To Titus, my true son in our common faith. Titus 1:4
As I walked into my new supervisor’s office, I was feeling wary and emotionally raw. My old supervisor had run our department with harshness and condescension, often leaving me (and others) in tears. Now I wondered, What would my new boss be like? Soon after I stepped into my new boss’ office, I felt my fears dissipate as he welcomed me warmly and asked me to share about myself and my frustrations. He listened intently, and I knew by his kind expression and gentle words that he truly cared. A believer in Jesus, he became my work mentor, encourager, and friend.
The apostle Paul was a spiritual mentor to Titus, his “true son in our common faith” (Titus 1:4). In his letter to Titus, Paul offered him helpful instructions and guidelines for his role in the church.
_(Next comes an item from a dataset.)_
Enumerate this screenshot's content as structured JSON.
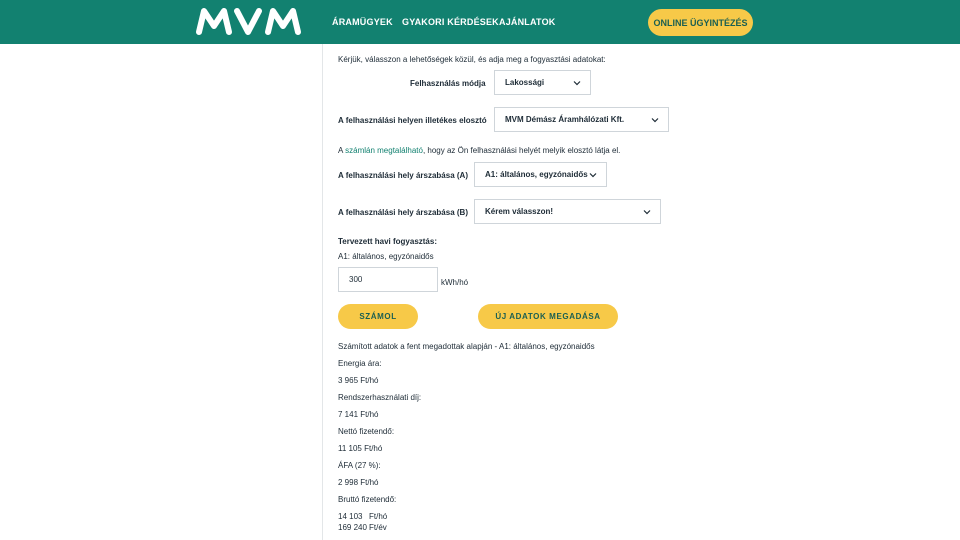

He not only taught but modeled how to “teach what is appropriate to sound doctrine” (2:1), set “an example by doing what is good,” and “show integrity, seriousness and soundness of speech” (vv. 7–8). As a result, Titus became his partner, brother, and coworker (2 Corinthians 2:13; 8:23)—and a mentor of others.
Many of us have benefited from a mentor—a teacher, coach, grandparent, youth leader, or pastor—who guided us with their knowledge, wisdom, encouragement, and faith in God. Who could benefit from the spiritual lessons you’ve learned in your journey with Jesus?
Who’s been a spiritual mentor to you? For whom have you been a mentor? And whom might you mentor?
Father, I’m thankful for all those who mentored me when I needed them most. Guide me to someone who might need my encouragement today.
The word self-controlled used in today’s passage (Titus 2:1–8) is a translation of the Greek word sṓphrōn, which means “to be sound in mind.” Self-mastery—mature judgment, proper restraint—is what’s in view. Paul uses a form of this word five times in Titus. Those charged with the spiritual oversight of God’s people were to be “self-controlled” (1:8). And in a culture where people were known to be “liars, evil brutes, lazy gluttons” (v. 12), believing men and women (2:2, 5–6) were to be examples of those who by the grace of God were choosing “to say ‘No’ to ungodliness and worldly passions” and to instead “live self-controlled, upright, and godly lives” (v. 12).